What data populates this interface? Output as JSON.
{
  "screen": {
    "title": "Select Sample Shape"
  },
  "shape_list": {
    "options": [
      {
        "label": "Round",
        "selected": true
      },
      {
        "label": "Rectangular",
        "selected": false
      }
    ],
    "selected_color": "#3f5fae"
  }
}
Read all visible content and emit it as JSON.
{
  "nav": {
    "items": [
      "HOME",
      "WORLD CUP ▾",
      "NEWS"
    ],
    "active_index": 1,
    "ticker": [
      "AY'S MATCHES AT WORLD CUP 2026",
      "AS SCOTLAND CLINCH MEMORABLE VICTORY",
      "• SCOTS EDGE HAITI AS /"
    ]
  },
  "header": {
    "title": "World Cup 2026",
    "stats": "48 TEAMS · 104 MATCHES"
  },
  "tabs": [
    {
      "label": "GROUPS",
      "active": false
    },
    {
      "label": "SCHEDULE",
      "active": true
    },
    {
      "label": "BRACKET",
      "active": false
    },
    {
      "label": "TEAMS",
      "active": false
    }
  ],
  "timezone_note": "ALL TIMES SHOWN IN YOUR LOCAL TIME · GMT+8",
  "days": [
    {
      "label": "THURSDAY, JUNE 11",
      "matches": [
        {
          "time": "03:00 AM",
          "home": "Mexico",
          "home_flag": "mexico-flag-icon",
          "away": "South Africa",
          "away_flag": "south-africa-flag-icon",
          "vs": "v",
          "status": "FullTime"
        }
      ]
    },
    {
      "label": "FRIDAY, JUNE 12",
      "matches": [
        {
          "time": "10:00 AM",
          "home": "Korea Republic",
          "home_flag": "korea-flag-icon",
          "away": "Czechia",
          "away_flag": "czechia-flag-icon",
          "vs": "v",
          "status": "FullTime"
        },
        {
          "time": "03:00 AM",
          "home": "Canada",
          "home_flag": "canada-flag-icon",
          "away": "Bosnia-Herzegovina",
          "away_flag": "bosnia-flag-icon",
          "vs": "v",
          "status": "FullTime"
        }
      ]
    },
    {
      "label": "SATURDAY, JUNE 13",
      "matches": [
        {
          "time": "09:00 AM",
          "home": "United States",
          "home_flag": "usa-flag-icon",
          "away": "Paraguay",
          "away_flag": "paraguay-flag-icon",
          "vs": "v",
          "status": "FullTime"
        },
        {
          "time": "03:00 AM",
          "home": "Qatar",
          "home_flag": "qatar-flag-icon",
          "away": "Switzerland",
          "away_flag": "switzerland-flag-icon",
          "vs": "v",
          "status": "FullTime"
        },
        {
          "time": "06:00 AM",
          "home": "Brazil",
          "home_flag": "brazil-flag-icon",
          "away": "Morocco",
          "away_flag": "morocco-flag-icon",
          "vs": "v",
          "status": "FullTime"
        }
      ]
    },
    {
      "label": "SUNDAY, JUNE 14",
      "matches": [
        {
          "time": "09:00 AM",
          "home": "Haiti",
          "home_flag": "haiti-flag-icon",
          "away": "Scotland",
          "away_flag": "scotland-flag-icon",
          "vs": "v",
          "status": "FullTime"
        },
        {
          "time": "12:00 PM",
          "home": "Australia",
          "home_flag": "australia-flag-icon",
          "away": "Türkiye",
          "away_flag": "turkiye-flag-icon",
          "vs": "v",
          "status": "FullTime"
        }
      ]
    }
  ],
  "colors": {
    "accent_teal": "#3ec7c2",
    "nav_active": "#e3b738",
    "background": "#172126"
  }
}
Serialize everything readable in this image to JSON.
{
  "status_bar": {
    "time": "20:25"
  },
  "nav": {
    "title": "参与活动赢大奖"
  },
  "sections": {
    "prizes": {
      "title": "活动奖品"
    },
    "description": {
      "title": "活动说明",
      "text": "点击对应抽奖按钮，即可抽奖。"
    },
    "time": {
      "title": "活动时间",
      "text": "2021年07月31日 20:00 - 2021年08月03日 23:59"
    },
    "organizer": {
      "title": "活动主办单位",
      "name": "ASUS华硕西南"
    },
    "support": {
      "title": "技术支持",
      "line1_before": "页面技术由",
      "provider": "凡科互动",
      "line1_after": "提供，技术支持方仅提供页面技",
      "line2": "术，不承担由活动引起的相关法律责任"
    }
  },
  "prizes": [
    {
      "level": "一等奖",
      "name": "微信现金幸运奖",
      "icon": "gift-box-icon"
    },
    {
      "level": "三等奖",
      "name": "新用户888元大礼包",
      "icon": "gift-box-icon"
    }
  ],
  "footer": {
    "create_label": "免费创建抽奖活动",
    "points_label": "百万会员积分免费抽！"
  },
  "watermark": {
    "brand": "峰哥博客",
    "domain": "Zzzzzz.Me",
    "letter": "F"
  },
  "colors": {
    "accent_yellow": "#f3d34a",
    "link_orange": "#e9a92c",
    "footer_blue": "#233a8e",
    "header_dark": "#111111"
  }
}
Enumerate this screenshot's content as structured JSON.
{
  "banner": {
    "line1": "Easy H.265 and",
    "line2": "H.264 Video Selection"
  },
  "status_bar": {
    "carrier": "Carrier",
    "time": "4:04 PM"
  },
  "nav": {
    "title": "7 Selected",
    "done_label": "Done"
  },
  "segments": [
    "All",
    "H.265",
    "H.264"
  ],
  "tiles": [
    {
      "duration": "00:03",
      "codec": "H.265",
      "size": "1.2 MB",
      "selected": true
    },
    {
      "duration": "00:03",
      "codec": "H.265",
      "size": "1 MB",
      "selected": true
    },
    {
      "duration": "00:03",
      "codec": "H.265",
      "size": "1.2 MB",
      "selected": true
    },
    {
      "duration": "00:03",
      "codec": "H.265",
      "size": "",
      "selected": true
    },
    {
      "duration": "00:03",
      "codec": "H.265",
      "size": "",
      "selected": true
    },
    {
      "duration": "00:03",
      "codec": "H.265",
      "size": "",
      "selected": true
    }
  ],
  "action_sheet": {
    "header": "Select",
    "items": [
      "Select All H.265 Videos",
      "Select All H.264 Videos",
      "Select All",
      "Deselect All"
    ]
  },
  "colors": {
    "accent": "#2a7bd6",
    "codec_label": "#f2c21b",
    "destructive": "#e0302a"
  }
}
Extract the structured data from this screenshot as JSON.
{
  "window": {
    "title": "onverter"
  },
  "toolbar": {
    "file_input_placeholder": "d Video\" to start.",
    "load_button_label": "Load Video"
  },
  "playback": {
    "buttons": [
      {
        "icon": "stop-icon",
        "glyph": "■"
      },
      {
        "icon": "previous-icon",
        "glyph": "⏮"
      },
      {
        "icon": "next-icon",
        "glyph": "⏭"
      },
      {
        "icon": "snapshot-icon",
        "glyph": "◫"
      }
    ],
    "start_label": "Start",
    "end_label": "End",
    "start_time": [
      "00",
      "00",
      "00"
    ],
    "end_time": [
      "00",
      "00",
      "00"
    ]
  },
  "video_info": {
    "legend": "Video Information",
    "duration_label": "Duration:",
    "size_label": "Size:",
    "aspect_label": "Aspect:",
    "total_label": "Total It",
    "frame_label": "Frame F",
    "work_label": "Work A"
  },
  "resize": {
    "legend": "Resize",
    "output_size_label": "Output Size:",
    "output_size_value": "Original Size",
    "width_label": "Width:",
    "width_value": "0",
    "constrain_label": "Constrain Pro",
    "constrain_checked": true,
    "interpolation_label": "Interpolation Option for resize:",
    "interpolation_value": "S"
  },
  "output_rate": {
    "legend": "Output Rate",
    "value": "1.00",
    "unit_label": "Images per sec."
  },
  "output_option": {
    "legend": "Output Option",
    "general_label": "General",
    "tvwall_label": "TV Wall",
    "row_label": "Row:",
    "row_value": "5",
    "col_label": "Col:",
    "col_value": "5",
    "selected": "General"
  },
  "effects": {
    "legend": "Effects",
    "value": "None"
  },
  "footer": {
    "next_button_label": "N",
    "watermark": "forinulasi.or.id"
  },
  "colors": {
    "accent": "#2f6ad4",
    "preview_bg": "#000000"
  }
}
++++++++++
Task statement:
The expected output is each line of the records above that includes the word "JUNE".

Exercise solution:
      "label": "THURSDAY, JUNE 11",
      "label": "FRIDAY, JUNE 12",
      "label": "SATURDAY, JUNE 13",
      "label": "SUNDAY, JUNE 14",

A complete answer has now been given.